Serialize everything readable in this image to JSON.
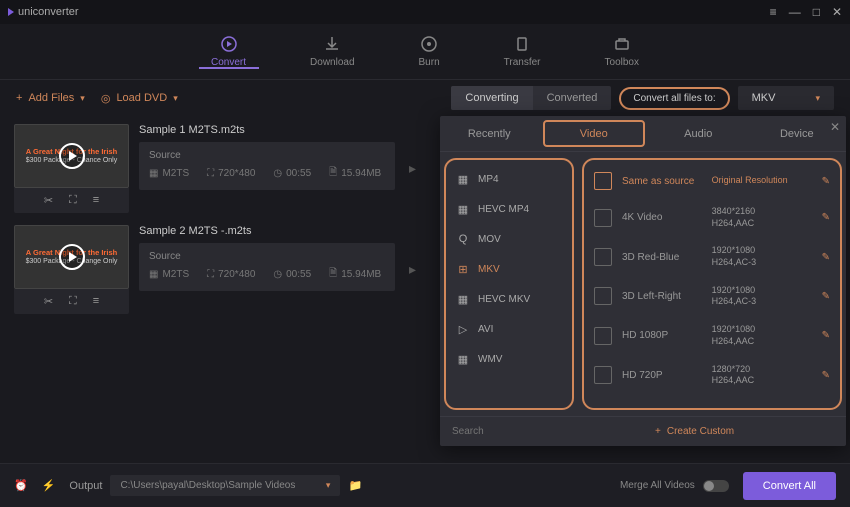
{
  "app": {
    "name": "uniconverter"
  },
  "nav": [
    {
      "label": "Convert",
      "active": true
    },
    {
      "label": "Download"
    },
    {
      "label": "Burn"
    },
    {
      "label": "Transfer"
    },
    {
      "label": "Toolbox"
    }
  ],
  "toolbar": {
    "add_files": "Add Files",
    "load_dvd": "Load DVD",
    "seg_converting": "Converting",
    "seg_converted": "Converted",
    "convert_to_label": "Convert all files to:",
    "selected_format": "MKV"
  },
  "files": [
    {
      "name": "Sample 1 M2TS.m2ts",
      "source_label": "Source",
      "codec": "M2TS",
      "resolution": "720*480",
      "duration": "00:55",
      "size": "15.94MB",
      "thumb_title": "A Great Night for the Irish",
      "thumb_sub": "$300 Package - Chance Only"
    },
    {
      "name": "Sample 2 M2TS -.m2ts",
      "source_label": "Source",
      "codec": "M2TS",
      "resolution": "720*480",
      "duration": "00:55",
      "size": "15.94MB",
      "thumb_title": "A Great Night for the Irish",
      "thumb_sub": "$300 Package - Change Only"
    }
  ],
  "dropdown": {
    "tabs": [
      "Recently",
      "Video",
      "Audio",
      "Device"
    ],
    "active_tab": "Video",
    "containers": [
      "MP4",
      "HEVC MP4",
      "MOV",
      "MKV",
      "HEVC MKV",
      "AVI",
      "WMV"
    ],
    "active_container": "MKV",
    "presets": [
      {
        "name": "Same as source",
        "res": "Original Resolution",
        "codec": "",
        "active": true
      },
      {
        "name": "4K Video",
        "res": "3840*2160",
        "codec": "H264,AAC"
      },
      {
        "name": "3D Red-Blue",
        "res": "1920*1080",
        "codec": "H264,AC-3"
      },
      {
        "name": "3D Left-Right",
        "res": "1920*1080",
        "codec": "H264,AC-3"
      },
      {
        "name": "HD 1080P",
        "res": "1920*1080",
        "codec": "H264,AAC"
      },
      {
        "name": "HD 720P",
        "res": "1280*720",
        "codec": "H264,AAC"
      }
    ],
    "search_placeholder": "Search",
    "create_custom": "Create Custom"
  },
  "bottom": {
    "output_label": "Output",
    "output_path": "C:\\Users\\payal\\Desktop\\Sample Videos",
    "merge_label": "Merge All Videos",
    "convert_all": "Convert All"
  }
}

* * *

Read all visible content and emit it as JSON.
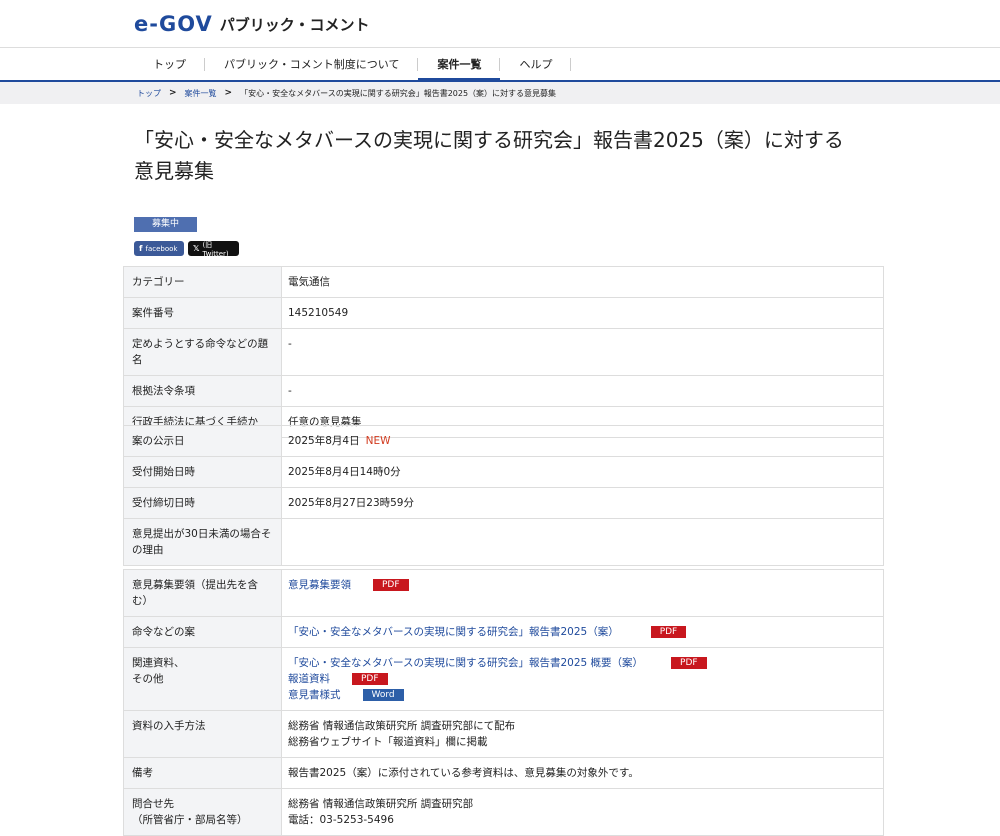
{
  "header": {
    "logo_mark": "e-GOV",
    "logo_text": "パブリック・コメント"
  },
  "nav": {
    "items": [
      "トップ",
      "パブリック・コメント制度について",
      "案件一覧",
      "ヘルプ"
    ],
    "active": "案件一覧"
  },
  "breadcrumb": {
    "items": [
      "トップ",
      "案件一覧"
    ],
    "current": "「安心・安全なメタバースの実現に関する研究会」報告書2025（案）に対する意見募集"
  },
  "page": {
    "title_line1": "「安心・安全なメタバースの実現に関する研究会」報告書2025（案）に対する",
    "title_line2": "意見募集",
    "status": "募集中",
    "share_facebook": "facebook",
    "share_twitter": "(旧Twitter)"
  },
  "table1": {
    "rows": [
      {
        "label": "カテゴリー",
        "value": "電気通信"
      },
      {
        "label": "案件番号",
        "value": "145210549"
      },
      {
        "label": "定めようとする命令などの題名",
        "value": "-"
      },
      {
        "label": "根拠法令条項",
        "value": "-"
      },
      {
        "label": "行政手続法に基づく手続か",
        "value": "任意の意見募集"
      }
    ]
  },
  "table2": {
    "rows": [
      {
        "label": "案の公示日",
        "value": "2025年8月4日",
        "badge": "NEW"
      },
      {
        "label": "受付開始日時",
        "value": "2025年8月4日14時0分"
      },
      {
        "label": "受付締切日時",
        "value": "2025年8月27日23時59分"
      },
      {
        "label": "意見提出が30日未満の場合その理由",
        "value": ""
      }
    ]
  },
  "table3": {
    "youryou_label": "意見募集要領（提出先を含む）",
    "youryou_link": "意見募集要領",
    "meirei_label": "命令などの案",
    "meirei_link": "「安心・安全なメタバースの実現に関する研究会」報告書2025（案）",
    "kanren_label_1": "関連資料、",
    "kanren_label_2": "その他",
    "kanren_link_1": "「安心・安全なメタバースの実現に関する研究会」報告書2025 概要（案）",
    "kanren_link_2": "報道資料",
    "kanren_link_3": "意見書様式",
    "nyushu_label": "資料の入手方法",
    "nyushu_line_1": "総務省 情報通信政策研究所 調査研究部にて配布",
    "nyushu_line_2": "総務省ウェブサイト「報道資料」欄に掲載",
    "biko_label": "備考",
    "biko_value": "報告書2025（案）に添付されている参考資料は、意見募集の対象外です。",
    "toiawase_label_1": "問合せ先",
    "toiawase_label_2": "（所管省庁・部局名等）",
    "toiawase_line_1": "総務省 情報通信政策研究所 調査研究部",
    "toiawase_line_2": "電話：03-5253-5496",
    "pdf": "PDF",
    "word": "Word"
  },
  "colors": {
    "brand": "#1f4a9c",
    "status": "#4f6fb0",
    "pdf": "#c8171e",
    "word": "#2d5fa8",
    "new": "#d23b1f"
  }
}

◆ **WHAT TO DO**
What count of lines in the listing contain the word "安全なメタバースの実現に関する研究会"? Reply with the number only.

◆ **FINISHED EXERCISE**
4